Fond of uploading your funny video mash-ups to YouTube? More often than not, your video may be flagged for copyright infringement if you are using a famous person’s music video, even if it’s within the realm of fair use (see summary from the article below*). Here is a cautionary tale by Emily Hong courtesy of Future Tense, a partnership of Slate, New America, and Arizona State University on emerging technologies, public policy, and society.
* “The law gives judges four factors to use to determine whether something is fair use: the purpose and character of use, the nature of the copyrighted work, the amount and substantiality of the portion taken, and the effect of the use upon the potential market. However, even with these factors, fair use is controversial, and its boundaries are fuzzy.”

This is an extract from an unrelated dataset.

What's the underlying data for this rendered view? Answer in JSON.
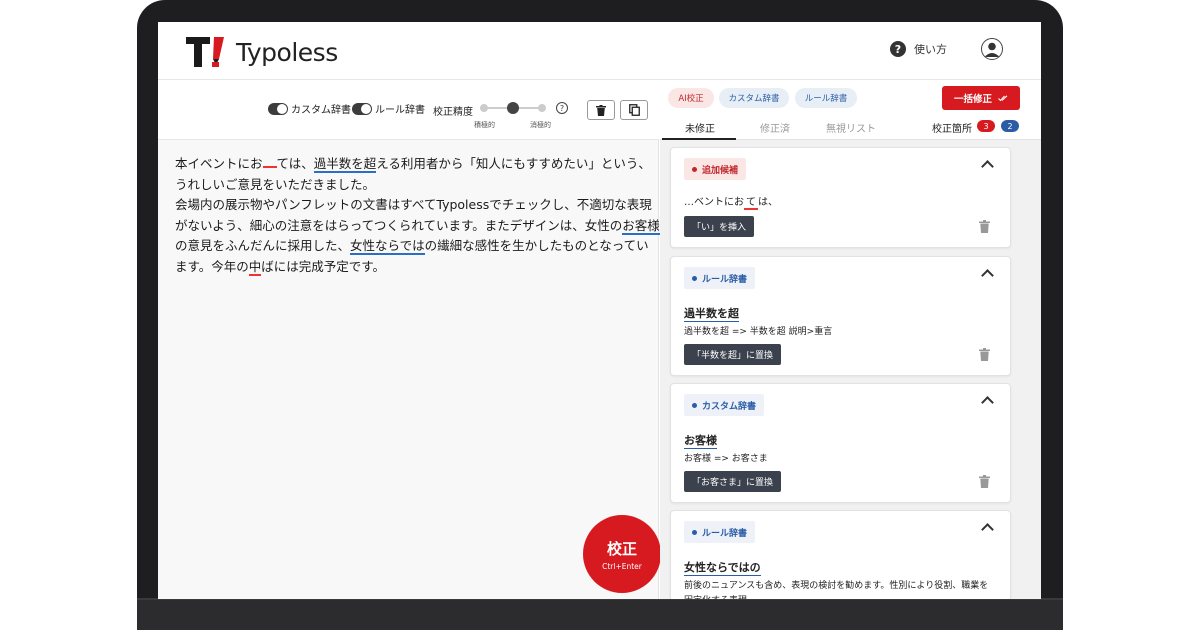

Justin Beiber attends the 2015 American Music Awards, Photo by Valerie Macon/AFP/Getty Images
I made a discovery just before the holidays. If you start Beyoncé’s “Grown Woman” at 0:23 seconds in and simultaneously press play on the music video for Justin Bieber’s “Sorry” (on mute, of course), the Beyoncé audio matches the Bieber choreography nearly perfectly. It is uncanny.
Are you an artist, a professor, or writer? Do you incorporate outside design work into your own to make it unique? That’s legal thanks to the doctrine of fair use, or the copyright laws that make transformative works legal.
Basically, fair use doctrines are exceptions to the copyright law. Because “fair use” is highly subjective, each case needs to be carefully weighted. Stanford University Libraries lists a handful of interesting fair use cases and their outcomes. Below summarizes one of the more contested cases. What do you think?
The painter, Richard Prince, created a collage using — in one collage — 35 images from a photographer’s book. The artist also used 28 of the photos in 29 additional paintings. In some instances the full photograph was used while in others, only the main subject of the photo was used. Important Factors. The Second Circuit Court of Appeals held that to qualify as a transformative use, Prince’s work did not have to comment on the original photographer’s work (or on popular culture). The Court of Appeals concluded that twenty-five of Prince’s artworks qualified as fair use and remanded the case to determine the status of the remaining five artworks. Cariou v. Prince, No. 11-1197 (2d Cir. 2013) VERDICT: FAIR USE
Librarians try to balance the fiscal and spacial convenience of digital resources with the quiet allure of the physical book. We offer both at the library to cater to all needs. Yet recent studies show that students overwhelmingly prefer print. There are many reasons why: distraction, loss of visual memory cues, and the headaches that come from reading on a screen are just some.
Take a look at this Huffington post article and let us know what you think